Work required —
Your task is to give the records again exactly. Leave each picture out.

Page and application data records —
———

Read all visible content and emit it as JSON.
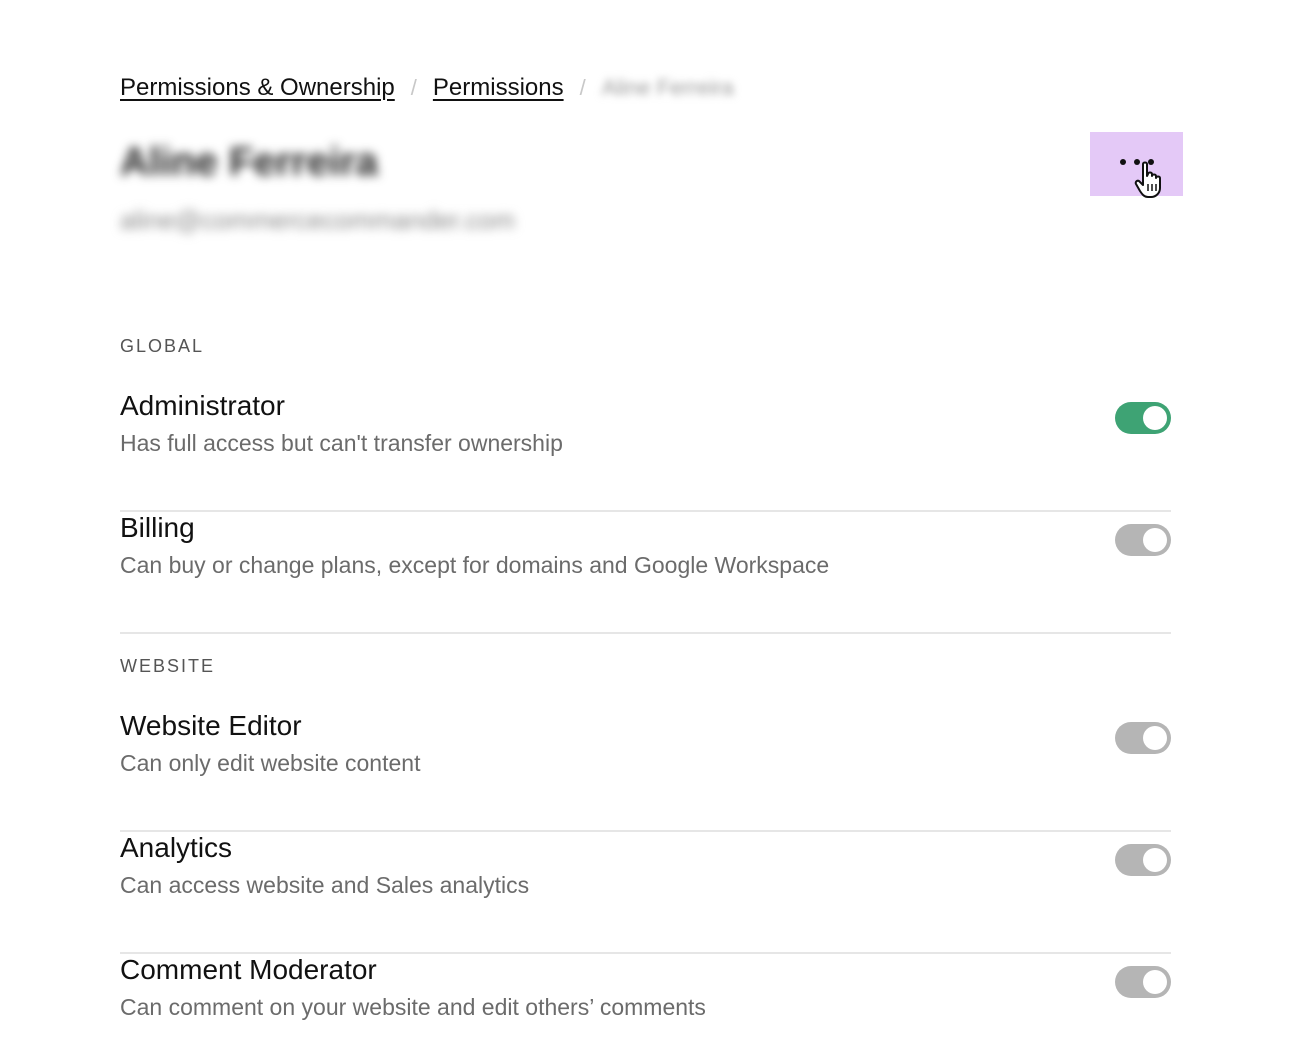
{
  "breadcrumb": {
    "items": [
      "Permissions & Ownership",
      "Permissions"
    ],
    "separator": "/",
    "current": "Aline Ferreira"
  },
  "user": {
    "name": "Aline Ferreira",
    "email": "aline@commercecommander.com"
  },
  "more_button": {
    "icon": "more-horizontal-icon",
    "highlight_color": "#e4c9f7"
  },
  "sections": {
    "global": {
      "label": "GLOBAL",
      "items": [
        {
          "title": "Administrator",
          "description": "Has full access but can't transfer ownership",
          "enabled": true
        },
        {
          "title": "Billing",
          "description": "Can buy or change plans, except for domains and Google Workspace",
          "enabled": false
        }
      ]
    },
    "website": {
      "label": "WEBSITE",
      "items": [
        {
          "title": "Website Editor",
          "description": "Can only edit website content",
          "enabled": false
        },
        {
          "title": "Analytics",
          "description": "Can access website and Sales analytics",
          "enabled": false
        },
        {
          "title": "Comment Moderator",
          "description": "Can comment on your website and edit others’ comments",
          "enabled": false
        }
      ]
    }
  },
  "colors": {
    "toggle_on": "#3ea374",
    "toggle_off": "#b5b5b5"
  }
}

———

Answer area —
Read all visible content and emit it as JSON.
{
  "breadcrumb": {
    "items": [
      "Permissions & Ownership",
      "Permissions"
    ],
    "separator": "/",
    "current": "Aline Ferreira"
  },
  "user": {
    "name": "Aline Ferreira",
    "email": "aline@commercecommander.com"
  },
  "more_button": {
    "icon": "more-horizontal-icon",
    "highlight_color": "#e4c9f7"
  },
  "sections": {
    "global": {
      "label": "GLOBAL",
      "items": [
        {
          "title": "Administrator",
          "description": "Has full access but can't transfer ownership",
          "enabled": true
        },
        {
          "title": "Billing",
          "description": "Can buy or change plans, except for domains and Google Workspace",
          "enabled": false
        }
      ]
    },
    "website": {
      "label": "WEBSITE",
      "items": [
        {
          "title": "Website Editor",
          "description": "Can only edit website content",
          "enabled": false
        },
        {
          "title": "Analytics",
          "description": "Can access website and Sales analytics",
          "enabled": false
        },
        {
          "title": "Comment Moderator",
          "description": "Can comment on your website and edit others’ comments",
          "enabled": false
        }
      ]
    }
  },
  "colors": {
    "toggle_on": "#3ea374",
    "toggle_off": "#b5b5b5"
  }
}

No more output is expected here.